Does Mandatory Menu Labeling Change Behaviour?Wednesday, January 19, 2011
This issue was now addressed by Eric Finkelstein and colleagues from Duke-National University of Singapore, in a study just published in the American Journal of Preventive Medicine.
The investigators took advantage of a “natural experiment” made possible by a mandatory menu-labeling policy in King County, Washington. Beginning in January 2009, this policy requires all restaurant chains with 15 or more locations to disclose calorie information at the point of purchase.
To examine the effect of this new regulation, the investigators compared the transactions and purchasing behavior at one Mexican fast-food chain with locations within and adjacent to King County.
Seven King County restaurants and seven control locations were studied immediately following the law until the posting of drive-through menu boards (January 2009 to July 2009) and a second period following the drive-through postings (August 2009 through January 2010).
The researchers found no impact of the regulation on purchasing behavior. In fact, there was absolutely no change in transactions and calories per transaction between control and intervention locations after the law was enacted.
Thus, the authors conclude that (at least in this setting), mandatory menu labeling does not promote healthier food-purchasing behavior.
In the discussion of their findings, the authors point out a couple of important caveats:
“because [the study] was at the store level, it was not possible to identify whether certain subgroups (e.g., more health conscious, parents ordering for children, or those with chronic illnesses who are more motivated to choose healthier options) differentially benefited from the legislation.

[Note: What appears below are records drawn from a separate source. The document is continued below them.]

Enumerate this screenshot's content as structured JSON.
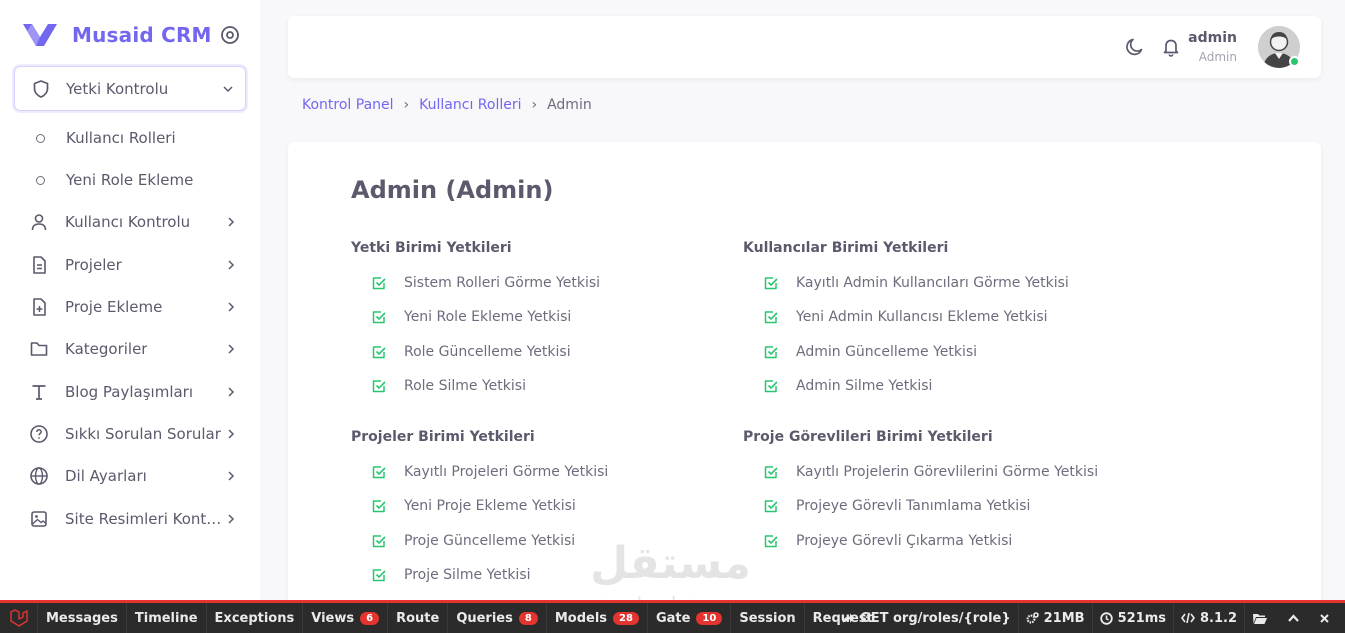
{
  "brand": {
    "name": "Musaid CRM"
  },
  "sidebar": {
    "active_menu": "Yetki Kontrolu",
    "sub_items": [
      {
        "label": "Kullancı Rolleri"
      },
      {
        "label": "Yeni Role Ekleme"
      }
    ],
    "items": [
      {
        "label": "Kullancı Kontrolu",
        "icon": "user-icon"
      },
      {
        "label": "Projeler",
        "icon": "file-text-icon"
      },
      {
        "label": "Proje Ekleme",
        "icon": "file-plus-icon"
      },
      {
        "label": "Kategoriler",
        "icon": "folder-icon"
      },
      {
        "label": "Blog Paylaşımları",
        "icon": "type-icon"
      },
      {
        "label": "Sıkkı Sorulan Sorular",
        "icon": "help-circle-icon"
      },
      {
        "label": "Dil Ayarları",
        "icon": "globe-icon"
      },
      {
        "label": "Site Resimleri Kontrolu",
        "icon": "image-icon"
      }
    ]
  },
  "topbar": {
    "user_name": "admin",
    "user_role": "Admin"
  },
  "breadcrumb": {
    "items": [
      "Kontrol Panel",
      "Kullancı Rolleri"
    ],
    "current": "Admin"
  },
  "card": {
    "title": "Admin (Admin)",
    "groups": [
      {
        "title": "Yetki Birimi Yetkileri",
        "permissions": [
          "Sistem Rolleri Görme Yetkisi",
          "Yeni Role Ekleme Yetkisi",
          "Role Güncelleme Yetkisi",
          "Role Silme Yetkisi"
        ]
      },
      {
        "title": "Kullancılar Birimi Yetkileri",
        "permissions": [
          "Kayıtlı Admin Kullancıları Görme Yetkisi",
          "Yeni Admin Kullancısı Ekleme Yetkisi",
          "Admin Güncelleme Yetkisi",
          "Admin Silme Yetkisi"
        ]
      },
      {
        "title": "Projeler Birimi Yetkileri",
        "permissions": [
          "Kayıtlı Projeleri Görme Yetkisi",
          "Yeni Proje Ekleme Yetkisi",
          "Proje Güncelleme Yetkisi",
          "Proje Silme Yetkisi"
        ]
      },
      {
        "title": "Proje Görevlileri Birimi Yetkileri",
        "permissions": [
          "Kayıtlı Projelerin Görevlilerini Görme Yetkisi",
          "Projeye Görevli Tanımlama Yetkisi",
          "Projeye Görevli Çıkarma Yetkisi"
        ]
      }
    ]
  },
  "watermark": {
    "arabic": "مستقل",
    "latin": "mostaql.com"
  },
  "debugbar": {
    "tabs": [
      {
        "label": "Messages",
        "badge": ""
      },
      {
        "label": "Timeline",
        "badge": ""
      },
      {
        "label": "Exceptions",
        "badge": ""
      },
      {
        "label": "Views",
        "badge": "6"
      },
      {
        "label": "Route",
        "badge": ""
      },
      {
        "label": "Queries",
        "badge": "8"
      },
      {
        "label": "Models",
        "badge": "28"
      },
      {
        "label": "Gate",
        "badge": "10"
      },
      {
        "label": "Session",
        "badge": ""
      },
      {
        "label": "Request",
        "badge": ""
      }
    ],
    "route": "GET org/roles/{role}",
    "memory": "21MB",
    "time": "521ms",
    "php": "8.1.2"
  },
  "colors": {
    "primary": "#7367f0",
    "success": "#28c76f",
    "danger": "#e3342f"
  }
}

[in addition] this analysis focused solely on demand responses to menu-labeling legislation. Future studies should examine the extent to which mandatory menu labeling encourages supply-side changes and their subsequent impact on fast-food purchases. Supply-side effects may involve changes in in-store promotions, product mix, or reformulation of existing products.“
Despite these caveats, I would certainly remain rather skeptical that simply putting calories on menus, without also promoting caloric literacy and specifically urging consumers to lower their caloric consumption, will have any major effect on eating behaviours.
Indeed, doing one without the other – or in other words – simply putting calories on food items or menus, when most people have no clue as to what those numbers actually mean or how they can use those numbers to manage their daily “calorie account” is likely to remain little more than a well-intended gesture.
Of course, this should not mean that the whole notion of putting calories on menus should be abandoned – I for one, would certainly wish I could look at the caloric content of meals that I am ordering in any restaurant.
What do my readers think – would calories on menus help you (or your clients) with weight management efforts?
What would consumers need to know in order to actually use those numbers to better manage their weights?
Finkelstein EA, Strombotne KL, Chan NL, & Krieger J (2011). Mandatory menu labeling in one fast-food chain in king county, washington. American journal of preventive medicine, 40 (2), 122-7 PMID: 21238859